A force majeure clause usually requires the defaulting party to show that it used its reasonable endeavours to prevent, or at least mitigate, the effects of the force majeure.
In Channel Island Ferries Ltd v Sealink UK Ltd  1 Lloyd’s Rep 323, the Court of Appeal held that any clause which included language referring to events “beyond the control of the relevant party” could only be relied upon if all reasonable steps had been taken by aid party to mitigate its results.
If force majeure does not apply, then the doctrine of frustration may provide relief in circumstances where the issue goes to the root of the contract and renders it impossible to perform or the performance or essentially different to the contract envisaged.
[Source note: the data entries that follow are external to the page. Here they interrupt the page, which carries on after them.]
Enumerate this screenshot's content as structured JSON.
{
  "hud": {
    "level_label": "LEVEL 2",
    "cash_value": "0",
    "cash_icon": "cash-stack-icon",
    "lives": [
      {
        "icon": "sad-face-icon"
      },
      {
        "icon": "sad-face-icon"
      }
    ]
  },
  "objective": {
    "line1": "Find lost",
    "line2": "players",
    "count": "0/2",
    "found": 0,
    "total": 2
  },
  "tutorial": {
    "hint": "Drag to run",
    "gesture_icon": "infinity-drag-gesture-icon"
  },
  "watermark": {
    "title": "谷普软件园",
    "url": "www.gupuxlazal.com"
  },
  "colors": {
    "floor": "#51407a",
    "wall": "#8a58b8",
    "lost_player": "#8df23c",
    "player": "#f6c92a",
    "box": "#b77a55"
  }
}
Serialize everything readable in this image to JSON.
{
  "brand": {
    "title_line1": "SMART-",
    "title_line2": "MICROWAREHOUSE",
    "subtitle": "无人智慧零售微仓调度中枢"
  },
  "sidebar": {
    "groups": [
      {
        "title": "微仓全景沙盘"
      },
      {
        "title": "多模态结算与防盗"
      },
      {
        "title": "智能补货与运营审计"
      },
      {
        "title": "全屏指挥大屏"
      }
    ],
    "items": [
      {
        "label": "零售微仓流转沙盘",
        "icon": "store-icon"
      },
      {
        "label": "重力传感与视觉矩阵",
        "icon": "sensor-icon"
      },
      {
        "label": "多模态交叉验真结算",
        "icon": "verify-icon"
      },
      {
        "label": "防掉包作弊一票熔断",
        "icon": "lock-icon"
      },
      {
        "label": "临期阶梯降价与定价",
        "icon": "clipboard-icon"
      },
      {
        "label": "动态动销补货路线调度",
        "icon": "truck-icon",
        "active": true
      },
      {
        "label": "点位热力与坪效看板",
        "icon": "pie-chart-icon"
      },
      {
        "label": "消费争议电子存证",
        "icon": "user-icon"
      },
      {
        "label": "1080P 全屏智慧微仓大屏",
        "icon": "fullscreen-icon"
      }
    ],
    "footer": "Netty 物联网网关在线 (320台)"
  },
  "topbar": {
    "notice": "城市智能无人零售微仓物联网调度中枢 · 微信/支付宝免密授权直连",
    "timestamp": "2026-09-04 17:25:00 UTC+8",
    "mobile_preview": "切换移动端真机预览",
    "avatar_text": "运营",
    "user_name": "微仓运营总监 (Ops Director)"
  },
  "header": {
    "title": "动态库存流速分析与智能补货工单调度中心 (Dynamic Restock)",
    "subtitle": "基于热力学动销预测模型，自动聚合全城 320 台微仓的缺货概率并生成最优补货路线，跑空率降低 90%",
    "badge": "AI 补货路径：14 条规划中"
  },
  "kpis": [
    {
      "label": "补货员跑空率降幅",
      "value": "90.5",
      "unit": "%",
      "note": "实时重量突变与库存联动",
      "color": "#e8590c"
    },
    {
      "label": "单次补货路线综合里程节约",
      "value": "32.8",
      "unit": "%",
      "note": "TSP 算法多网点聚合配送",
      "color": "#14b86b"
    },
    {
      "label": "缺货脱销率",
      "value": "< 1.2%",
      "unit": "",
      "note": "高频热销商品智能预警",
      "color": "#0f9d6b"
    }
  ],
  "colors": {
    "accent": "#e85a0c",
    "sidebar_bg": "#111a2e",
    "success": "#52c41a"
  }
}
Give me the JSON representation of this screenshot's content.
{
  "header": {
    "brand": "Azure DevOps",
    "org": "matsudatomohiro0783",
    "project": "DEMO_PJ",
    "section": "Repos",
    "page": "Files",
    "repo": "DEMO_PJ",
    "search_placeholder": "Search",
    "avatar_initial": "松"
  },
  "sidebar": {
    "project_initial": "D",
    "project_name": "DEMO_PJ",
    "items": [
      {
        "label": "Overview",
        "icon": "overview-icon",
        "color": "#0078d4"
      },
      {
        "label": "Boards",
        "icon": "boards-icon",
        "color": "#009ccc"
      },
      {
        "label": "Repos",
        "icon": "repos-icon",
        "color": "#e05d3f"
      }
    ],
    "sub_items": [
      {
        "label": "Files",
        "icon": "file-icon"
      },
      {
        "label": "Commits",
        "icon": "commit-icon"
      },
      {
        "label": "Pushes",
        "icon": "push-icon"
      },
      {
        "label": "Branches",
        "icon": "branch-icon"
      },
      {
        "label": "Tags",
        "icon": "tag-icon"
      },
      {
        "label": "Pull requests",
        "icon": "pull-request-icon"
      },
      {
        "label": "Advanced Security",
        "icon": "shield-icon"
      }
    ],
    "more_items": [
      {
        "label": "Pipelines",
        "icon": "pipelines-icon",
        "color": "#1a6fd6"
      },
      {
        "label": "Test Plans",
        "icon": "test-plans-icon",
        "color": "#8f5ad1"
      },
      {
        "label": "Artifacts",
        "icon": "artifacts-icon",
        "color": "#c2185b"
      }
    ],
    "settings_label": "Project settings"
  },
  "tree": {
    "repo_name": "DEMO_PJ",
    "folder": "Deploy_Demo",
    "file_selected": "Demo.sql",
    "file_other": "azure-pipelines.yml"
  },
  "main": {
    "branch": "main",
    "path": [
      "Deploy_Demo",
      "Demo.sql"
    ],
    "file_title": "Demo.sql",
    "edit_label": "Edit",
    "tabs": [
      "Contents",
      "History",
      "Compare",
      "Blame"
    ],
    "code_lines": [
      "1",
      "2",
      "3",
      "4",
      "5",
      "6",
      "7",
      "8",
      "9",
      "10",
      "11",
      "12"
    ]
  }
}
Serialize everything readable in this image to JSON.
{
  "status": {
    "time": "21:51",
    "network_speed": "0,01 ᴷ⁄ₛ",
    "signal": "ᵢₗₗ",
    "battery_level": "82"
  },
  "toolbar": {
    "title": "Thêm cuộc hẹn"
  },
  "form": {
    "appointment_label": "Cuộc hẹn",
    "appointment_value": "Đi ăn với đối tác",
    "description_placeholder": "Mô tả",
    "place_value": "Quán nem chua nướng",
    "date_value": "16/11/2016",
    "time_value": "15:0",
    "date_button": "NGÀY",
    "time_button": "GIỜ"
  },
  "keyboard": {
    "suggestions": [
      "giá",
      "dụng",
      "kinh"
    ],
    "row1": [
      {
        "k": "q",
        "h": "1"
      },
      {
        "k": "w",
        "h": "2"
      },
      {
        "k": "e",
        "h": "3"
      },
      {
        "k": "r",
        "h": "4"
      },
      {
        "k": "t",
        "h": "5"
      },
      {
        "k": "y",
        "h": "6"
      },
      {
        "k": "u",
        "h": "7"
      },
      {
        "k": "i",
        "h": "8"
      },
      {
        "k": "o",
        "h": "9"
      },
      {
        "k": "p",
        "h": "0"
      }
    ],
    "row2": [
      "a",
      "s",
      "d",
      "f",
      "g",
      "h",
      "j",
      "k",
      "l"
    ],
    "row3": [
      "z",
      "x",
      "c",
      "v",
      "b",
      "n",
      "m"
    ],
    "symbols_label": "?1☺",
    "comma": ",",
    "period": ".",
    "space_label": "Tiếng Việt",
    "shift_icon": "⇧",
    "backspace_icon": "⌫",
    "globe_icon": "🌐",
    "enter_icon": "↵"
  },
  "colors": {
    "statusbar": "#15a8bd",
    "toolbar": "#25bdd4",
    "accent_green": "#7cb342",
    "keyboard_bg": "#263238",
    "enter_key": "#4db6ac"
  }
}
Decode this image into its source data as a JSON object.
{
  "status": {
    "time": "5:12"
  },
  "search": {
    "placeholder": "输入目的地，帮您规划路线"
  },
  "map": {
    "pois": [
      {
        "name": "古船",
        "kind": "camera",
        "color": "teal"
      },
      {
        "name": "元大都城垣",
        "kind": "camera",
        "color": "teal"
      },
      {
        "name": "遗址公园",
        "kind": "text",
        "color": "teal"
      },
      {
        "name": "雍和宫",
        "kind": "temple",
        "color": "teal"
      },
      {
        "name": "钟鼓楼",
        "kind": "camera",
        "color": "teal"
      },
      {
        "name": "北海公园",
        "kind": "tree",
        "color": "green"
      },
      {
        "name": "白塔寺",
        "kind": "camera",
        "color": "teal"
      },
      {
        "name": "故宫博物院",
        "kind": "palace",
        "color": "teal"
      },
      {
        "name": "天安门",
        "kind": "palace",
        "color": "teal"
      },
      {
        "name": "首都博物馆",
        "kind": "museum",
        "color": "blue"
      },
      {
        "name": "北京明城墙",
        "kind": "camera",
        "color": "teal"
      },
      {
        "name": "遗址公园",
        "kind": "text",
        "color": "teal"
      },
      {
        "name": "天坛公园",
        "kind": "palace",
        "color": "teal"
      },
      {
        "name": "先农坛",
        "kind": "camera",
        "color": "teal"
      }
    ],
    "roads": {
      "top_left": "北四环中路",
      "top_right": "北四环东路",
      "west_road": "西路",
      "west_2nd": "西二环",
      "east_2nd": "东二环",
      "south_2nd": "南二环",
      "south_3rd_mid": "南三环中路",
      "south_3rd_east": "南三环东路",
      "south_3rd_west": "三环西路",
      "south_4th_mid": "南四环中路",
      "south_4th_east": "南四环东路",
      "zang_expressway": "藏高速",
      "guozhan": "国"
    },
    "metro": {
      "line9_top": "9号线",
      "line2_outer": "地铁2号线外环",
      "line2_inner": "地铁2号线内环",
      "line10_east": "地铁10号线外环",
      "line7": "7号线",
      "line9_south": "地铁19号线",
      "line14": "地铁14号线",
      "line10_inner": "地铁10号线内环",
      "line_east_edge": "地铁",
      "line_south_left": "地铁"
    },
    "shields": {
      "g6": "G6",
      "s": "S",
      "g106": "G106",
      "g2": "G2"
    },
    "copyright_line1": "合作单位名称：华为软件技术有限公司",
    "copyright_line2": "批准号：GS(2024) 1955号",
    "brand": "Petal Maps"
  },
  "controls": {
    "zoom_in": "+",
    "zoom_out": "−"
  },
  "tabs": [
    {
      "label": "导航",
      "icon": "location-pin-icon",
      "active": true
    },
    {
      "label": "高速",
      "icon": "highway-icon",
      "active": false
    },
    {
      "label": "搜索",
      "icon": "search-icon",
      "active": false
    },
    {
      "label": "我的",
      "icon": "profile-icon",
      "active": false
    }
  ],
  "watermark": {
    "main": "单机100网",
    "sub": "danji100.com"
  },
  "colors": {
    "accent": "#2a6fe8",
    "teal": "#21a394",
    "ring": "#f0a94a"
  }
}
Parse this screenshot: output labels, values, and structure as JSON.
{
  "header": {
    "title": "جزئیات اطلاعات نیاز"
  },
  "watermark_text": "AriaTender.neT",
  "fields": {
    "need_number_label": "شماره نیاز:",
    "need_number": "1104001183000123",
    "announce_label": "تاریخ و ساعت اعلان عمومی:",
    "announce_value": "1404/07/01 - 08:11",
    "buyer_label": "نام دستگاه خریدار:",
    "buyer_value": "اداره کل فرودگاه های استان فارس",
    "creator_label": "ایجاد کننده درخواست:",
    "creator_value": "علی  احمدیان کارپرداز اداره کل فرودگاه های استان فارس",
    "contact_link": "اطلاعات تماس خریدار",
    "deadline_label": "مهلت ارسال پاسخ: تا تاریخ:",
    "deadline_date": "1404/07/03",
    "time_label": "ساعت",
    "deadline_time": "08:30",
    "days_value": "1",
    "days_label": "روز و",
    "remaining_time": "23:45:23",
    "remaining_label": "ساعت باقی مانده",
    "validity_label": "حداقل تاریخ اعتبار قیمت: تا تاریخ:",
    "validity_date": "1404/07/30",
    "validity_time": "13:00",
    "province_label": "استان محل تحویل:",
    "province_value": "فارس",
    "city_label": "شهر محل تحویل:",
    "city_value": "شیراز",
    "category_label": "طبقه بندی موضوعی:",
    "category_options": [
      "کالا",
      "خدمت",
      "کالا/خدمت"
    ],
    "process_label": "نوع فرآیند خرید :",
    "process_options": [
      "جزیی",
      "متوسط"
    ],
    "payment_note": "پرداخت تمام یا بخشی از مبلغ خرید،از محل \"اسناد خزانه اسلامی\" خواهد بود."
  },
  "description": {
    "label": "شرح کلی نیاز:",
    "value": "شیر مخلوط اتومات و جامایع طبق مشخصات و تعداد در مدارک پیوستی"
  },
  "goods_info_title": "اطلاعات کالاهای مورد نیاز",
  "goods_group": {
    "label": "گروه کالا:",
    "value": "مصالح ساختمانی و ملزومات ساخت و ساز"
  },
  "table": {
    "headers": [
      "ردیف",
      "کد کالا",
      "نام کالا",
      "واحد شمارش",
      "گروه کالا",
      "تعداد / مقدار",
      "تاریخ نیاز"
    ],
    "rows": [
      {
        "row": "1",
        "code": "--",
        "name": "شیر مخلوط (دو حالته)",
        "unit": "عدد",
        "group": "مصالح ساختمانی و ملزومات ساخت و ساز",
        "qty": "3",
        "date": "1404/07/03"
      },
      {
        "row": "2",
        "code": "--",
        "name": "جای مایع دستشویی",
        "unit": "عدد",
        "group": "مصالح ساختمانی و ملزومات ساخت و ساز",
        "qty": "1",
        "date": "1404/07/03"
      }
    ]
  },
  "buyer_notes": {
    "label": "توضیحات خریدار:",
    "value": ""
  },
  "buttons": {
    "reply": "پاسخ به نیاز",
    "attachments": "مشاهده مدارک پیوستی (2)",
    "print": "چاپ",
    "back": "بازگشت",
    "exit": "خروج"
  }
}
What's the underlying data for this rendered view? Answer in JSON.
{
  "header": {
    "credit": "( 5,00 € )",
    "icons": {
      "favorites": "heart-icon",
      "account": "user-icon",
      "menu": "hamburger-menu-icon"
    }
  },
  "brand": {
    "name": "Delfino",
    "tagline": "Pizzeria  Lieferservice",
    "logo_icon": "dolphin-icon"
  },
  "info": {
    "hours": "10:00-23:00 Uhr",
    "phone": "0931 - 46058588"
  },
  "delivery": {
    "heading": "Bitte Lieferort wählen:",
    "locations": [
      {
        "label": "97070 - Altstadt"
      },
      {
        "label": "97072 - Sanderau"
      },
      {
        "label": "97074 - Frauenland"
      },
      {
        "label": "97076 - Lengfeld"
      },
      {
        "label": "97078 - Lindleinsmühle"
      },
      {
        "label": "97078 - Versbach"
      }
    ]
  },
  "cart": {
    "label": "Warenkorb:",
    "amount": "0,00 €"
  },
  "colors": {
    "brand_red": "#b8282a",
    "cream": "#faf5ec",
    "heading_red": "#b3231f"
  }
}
Whether frustration may apply is both fact and contract sensitive.
As disruption in China, a key market for import and export, is set to continue, traders and shippers alike should:
The information here was provided by Beth Bradley, Partner (London), Damien Laracy, Partner (Hong Kong) and John Agapitos, Paralegal, Hill Dickinson LLP.
About Hill Dickinson
Hill Dickinson LLP is a leading and award-winning international commercial law firm employing 850 including 185 partners and legal directors, with offices in Liverpool, Manchester, London, Leeds, Piraeus, Singapore, Monaco and Hong Kong.
Hill Dickinson delivers advice and strategic guidance spanning the full legal spectrum. The firm acts as a trusted adviser to businesses, organisations and individuals across the globe and from a wide range of market sectors, advising on non-contentious advisory and transactional work through to all forms of commercial litigation and arbitration.
IMO Secretary-General Kitack Lim has welcomed the World Health Organization’s decision to name seafarers as one of the groups of transportation workers that should be prioritised for Covid-19 vaccination in instances of limited supplies. This was reported on 22 July.
Updated guidance for Stage II of its vaccine roadmap from the WHO’s Strategic Advisory Group of Experts on Immunization (SAGE) states: ‘Seafarers and air crews who work on vessels that carry goods and no passengers, with special attention to seafarers who are stranded at sea and prevented from crossing international borders for crew change due to travel restrictions.’
IMO Secretary General Lim commented: ‘I am glad to see that the WHO recognises the importance of vaccinating seafarers on cargo ships.
‘These individuals are responsible for transporting over 80% of all goods around the world, including food, medicine and vaccine supplies – and have continued to do so despite extremely challenging circumstances. Seafarers will play a key role in the global recovery, and barriers to international travel and crew change must be removed.’
On 28 September 2019, a cargo tank containing styrene monomer on board the Cayman Islands registered chemical tanker Stolt Groenland ruptured causing an explosion and fire. The tanker was moored alongside a general cargo berth in Ulsan, Republic of Korea and the Singapore registered chemical tanker Bow Dalian was moored outboard. Ignition of the styrene monomer vapour resulted in a fireball, which reached the road bridge above. Both vessels were damaged, and two crew suffered minor injuries. Fifteen emergency responders were injured during the fire-fighting, which lasted for over six hours.
Rupture of the styrene monomer tank resulted from a runaway polymerisation that was initiated by elevated temperatures caused by heat transfer from other chemical cargoes. Elevated temperatures caused the inhibitor, added to prevent the chemical’s polymerisation during the voyage, to deplete more rapidly than expected. Although the styrene monomer had not been stowed directly adjacent to heated cargo, the potential for heat transfer through intermediate tanks was not fully appreciated or assessed.